[Opening Data extract section]

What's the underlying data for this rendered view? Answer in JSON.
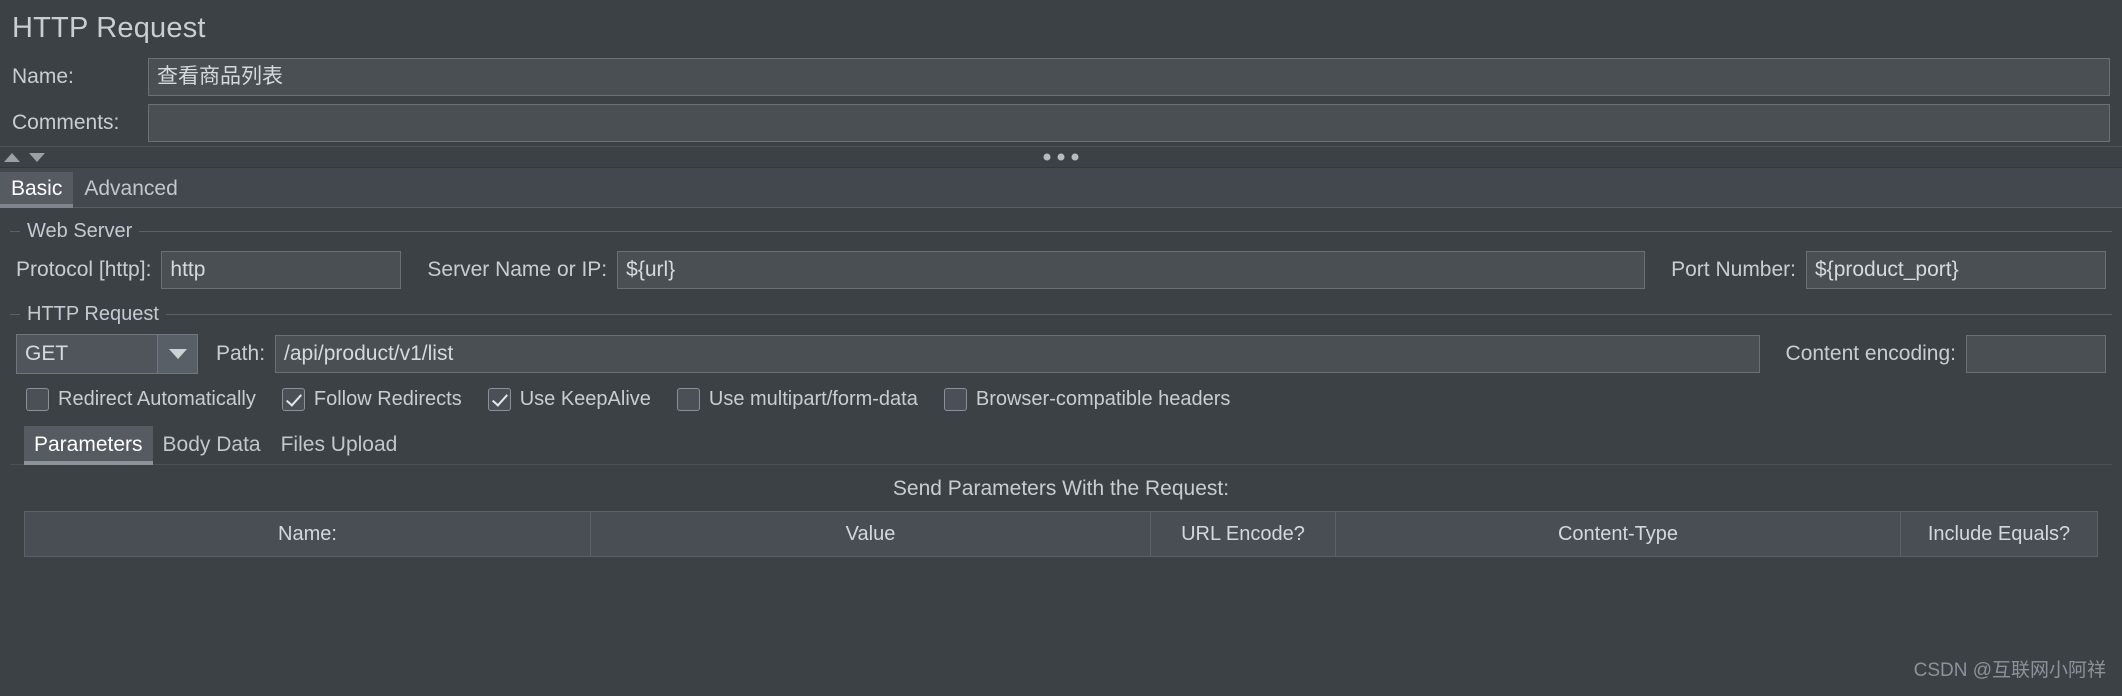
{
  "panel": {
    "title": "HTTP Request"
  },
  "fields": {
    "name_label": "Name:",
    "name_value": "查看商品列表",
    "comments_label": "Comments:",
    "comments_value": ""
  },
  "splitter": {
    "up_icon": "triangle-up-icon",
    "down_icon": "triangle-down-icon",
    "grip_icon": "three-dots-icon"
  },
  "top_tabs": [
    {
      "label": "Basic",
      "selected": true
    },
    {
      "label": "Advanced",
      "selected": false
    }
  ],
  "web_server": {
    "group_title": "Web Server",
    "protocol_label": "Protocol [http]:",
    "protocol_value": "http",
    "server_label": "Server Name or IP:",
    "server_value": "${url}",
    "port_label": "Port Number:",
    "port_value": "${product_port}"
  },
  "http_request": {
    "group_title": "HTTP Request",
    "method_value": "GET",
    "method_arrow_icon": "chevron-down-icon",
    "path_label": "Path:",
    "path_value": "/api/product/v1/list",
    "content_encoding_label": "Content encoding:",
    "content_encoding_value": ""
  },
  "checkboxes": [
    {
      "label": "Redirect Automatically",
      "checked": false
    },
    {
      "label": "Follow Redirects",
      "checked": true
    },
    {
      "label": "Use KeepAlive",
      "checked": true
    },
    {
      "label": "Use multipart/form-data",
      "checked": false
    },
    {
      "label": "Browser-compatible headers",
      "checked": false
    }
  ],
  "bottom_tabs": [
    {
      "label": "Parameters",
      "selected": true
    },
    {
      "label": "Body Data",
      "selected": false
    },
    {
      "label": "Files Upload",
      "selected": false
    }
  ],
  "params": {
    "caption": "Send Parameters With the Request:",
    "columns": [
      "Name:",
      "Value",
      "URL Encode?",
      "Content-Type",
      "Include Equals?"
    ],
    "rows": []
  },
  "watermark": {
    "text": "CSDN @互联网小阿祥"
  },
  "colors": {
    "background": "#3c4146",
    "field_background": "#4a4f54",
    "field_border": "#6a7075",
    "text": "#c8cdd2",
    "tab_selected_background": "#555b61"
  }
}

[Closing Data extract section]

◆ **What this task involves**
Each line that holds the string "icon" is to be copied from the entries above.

◆ **Completed task**
    "up_icon": "triangle-up-icon",
    "down_icon": "triangle-down-icon",
    "grip_icon": "three-dots-icon"
    "method_arrow_icon": "chevron-down-icon",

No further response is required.